    Dec 04, 2008
    Selenium is a mineral actively utilized by antioxidant systems and detoxification systems in our body. A number of studies indicate that particular forms of selenium decrease the risk of a number of cancers. Increased levels of selenium may reduce a woman’s risk of bladder cancer by 34 % according to a new study from Dartmouth Medical School.
  • Curry Herb may slow Parkinson’s disease

    Dec 03, 2008
    Research shows that the curry herb Turmeric is a powerful anti-inflammatory agent with protective antioxidant activity. There is evidence that Turmeric helps shield the brain from the damage that accrues in Alzheimer’s diseased brains and from brain aging in general. In the new study researchers at Johns Hopkins School of Medicine added Turmeric to brainy nerve tissue it protected 50% of the cells from dying whereas before the addition of Turmeric 81% of the brain cells were dying.
  • Vitamin K may have anti-diabetes benefits: Study
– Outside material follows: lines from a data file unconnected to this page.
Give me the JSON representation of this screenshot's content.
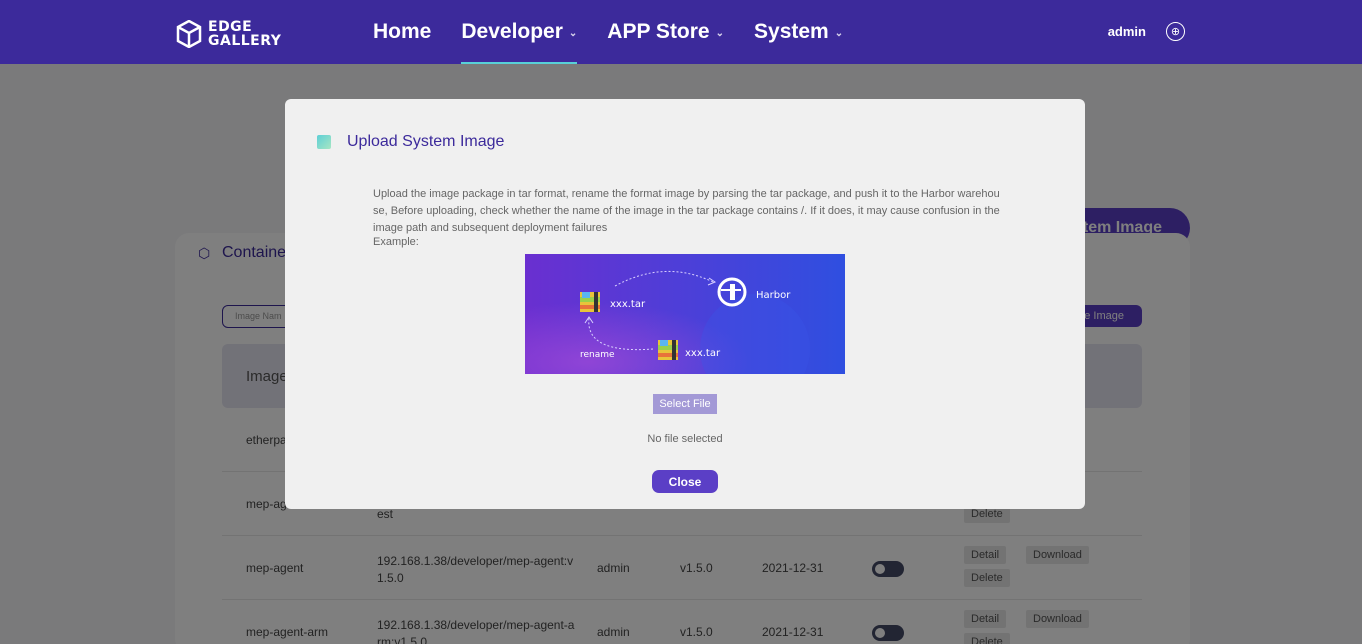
{
  "header": {
    "logo_line1": "EDGE",
    "logo_line2": "GALLERY",
    "nav": [
      {
        "label": "Home"
      },
      {
        "label": "Developer"
      },
      {
        "label": "APP Store"
      },
      {
        "label": "System"
      }
    ],
    "user": "admin",
    "lang_icon": "globe-icon"
  },
  "page": {
    "upload_button_label": "tem Image",
    "card_title": "Containe",
    "search_placeholder": "Image Nam",
    "upload_small_label": "e Image",
    "table_header_first": "Image",
    "rows": [
      {
        "name": "etherpa",
        "path": "",
        "user": "",
        "version": "",
        "date": "",
        "ops": []
      },
      {
        "name": "mep-ag",
        "path": "est",
        "user": "",
        "version": "",
        "date": "",
        "ops": [
          "Delete"
        ]
      },
      {
        "name": "mep-agent",
        "path": "192.168.1.38/developer/mep-agent:v1.5.0",
        "user": "admin",
        "version": "v1.5.0",
        "date": "2021-12-31",
        "ops": [
          "Detail",
          "Download",
          "Delete"
        ]
      },
      {
        "name": "mep-agent-arm",
        "path": "192.168.1.38/developer/mep-agent-arm:v1.5.0",
        "user": "admin",
        "version": "v1.5.0",
        "date": "2021-12-31",
        "ops": [
          "Detail",
          "Download",
          "Delete"
        ]
      }
    ]
  },
  "modal": {
    "title": "Upload System Image",
    "description": "Upload the image package in tar format, rename the format image by parsing the tar package, and push it to the Harbor warehouse, Before uploading, check whether the name of the image in the tar package contains /. If it does, it may cause confusion in the image path and subsequent deployment failures",
    "example_label": "Example:",
    "diagram": {
      "file1": "xxx.tar",
      "harbor": "Harbor",
      "rename": "rename",
      "file2": "xxx.tar"
    },
    "select_file_label": "Select File",
    "no_file_text": "No file selected",
    "close_label": "Close"
  },
  "colors": {
    "header_bg": "#3c2a9b",
    "accent": "#5b3fc6",
    "nav_underline": "#58d0d8"
  }
}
    Dec 02, 2008
    Supplementing with vitamin K1 inhibits the development of insulin resistance in older men, cutting the risk of developing diabetes according to the results of a newly published 36-month, randomised, double-blind placebo-controlled study. Oddly, the effects were not observed in women, according to the researchers from the Jean Mayer USDA Human Nutrition Research Centre at Tufts University. According to the scientist the women’s weight might be influencing the effects of vitamin K decreasing its benefits.
  • Eating fish protects the kidneys of diabetics

    Dec 01, 2008
    Eating fish at least twice a week seems to reduce the incidence of kidney disease in patients with diabetes, according to findings from a large British study. Although diabetics are advised to limit the amount of protein they eat to delay the progression of kidney disease, evidence is building that the effects on the kidneys may have to do with the source of the protein and not the quantity consumed. Dr.